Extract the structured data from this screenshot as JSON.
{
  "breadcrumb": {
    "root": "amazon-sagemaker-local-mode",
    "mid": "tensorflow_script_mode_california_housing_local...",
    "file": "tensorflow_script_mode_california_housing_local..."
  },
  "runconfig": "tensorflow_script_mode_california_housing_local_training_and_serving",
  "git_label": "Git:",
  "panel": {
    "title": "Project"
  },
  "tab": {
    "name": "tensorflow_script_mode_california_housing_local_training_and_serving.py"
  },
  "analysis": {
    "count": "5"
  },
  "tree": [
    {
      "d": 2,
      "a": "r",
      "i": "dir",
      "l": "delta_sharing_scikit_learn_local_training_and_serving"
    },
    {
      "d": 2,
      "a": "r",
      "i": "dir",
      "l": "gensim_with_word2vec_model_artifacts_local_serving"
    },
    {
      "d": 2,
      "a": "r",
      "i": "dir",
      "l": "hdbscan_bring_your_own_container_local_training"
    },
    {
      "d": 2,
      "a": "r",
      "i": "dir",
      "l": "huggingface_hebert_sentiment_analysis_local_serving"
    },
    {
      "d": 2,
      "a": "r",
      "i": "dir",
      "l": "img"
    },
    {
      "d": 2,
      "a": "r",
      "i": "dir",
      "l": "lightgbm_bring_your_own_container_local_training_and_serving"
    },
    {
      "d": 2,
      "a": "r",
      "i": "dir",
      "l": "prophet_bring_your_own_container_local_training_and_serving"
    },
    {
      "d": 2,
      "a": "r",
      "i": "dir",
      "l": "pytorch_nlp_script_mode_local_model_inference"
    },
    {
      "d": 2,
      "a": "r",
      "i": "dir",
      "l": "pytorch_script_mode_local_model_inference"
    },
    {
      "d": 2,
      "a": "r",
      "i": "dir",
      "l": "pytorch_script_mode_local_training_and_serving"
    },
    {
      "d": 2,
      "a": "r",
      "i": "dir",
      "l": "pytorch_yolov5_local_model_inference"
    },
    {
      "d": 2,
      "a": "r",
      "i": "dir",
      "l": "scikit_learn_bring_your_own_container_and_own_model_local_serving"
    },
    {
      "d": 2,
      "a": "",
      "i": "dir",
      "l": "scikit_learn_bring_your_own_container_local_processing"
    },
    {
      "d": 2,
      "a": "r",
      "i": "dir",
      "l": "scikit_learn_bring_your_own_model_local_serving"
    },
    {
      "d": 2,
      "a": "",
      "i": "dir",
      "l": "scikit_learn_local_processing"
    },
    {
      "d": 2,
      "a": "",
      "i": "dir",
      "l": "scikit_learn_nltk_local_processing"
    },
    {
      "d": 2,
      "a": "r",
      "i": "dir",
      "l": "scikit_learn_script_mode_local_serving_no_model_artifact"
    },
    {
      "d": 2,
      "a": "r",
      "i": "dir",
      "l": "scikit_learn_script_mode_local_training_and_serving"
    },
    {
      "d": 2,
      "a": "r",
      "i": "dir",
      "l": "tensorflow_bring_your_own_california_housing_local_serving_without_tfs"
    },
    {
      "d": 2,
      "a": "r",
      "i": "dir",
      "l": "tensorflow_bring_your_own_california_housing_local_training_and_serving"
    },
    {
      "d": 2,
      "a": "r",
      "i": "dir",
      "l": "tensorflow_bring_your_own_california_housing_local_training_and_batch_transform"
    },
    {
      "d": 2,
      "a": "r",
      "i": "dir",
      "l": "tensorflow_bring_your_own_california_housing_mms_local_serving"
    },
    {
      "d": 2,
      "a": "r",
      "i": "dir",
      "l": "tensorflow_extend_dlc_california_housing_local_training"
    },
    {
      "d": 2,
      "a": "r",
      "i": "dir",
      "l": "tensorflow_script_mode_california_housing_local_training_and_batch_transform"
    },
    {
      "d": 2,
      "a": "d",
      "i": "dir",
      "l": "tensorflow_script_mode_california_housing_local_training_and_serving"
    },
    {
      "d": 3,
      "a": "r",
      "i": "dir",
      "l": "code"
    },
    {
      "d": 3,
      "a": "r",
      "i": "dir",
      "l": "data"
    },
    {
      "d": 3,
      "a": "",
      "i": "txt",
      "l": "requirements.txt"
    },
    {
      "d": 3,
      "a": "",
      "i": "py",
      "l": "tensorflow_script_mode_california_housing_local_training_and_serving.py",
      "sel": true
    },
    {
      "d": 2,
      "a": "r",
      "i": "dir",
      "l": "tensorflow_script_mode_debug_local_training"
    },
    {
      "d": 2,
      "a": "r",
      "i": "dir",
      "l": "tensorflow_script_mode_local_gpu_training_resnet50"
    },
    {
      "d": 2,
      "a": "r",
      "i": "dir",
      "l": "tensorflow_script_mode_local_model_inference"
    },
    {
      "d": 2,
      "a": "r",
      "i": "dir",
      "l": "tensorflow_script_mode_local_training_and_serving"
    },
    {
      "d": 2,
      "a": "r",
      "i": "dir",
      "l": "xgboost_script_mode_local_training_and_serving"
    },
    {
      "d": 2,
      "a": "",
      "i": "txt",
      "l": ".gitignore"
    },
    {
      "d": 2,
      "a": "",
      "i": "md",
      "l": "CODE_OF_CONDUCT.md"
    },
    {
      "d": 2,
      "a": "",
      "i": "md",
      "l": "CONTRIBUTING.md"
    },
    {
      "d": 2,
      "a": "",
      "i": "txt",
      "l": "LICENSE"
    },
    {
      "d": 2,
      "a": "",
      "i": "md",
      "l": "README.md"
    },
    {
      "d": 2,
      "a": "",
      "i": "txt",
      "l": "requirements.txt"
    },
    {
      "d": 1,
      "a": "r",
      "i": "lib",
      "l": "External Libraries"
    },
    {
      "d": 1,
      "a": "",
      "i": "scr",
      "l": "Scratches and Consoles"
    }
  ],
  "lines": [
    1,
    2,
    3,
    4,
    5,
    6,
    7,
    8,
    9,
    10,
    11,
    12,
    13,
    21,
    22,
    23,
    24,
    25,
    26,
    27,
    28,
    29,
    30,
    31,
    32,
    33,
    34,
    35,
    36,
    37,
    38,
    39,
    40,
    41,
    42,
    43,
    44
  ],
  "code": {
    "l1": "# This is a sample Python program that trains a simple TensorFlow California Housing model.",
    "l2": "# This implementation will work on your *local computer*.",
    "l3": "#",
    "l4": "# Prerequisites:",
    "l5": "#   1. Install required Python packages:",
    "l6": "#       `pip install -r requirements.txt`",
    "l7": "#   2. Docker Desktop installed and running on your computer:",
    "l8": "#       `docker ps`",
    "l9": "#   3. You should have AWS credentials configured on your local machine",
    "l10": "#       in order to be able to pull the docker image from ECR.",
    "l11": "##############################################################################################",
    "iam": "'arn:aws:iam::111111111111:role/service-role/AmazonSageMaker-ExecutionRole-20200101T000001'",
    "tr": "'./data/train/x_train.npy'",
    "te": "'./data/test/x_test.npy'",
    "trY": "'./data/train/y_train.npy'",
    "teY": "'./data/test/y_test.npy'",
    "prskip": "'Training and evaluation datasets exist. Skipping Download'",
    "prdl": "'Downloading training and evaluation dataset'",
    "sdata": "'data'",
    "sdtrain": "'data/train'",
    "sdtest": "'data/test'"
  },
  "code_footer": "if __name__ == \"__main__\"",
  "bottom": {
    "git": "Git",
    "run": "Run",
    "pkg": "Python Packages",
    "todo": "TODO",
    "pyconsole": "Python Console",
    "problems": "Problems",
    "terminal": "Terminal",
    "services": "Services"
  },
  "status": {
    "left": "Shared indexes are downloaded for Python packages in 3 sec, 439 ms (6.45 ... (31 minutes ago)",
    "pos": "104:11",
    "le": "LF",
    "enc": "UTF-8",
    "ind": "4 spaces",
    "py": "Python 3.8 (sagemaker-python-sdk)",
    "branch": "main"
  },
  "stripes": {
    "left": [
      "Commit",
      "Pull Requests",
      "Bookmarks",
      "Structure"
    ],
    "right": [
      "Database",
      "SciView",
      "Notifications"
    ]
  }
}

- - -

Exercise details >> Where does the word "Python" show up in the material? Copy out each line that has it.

Exercise result >>
    "l1": "# This is a sample Python program that trains a simple TensorFlow California Housing model.",
    "l5": "#   1. Install required Python packages:",
    "pkg": "Python Packages",
    "pyconsole": "Python Console",
    "left": "Shared indexes are downloaded for Python packages in 3 sec, 439 ms (6.45 ... (31 minutes ago)",
    "py": "Python 3.8 (sagemaker-python-sdk)",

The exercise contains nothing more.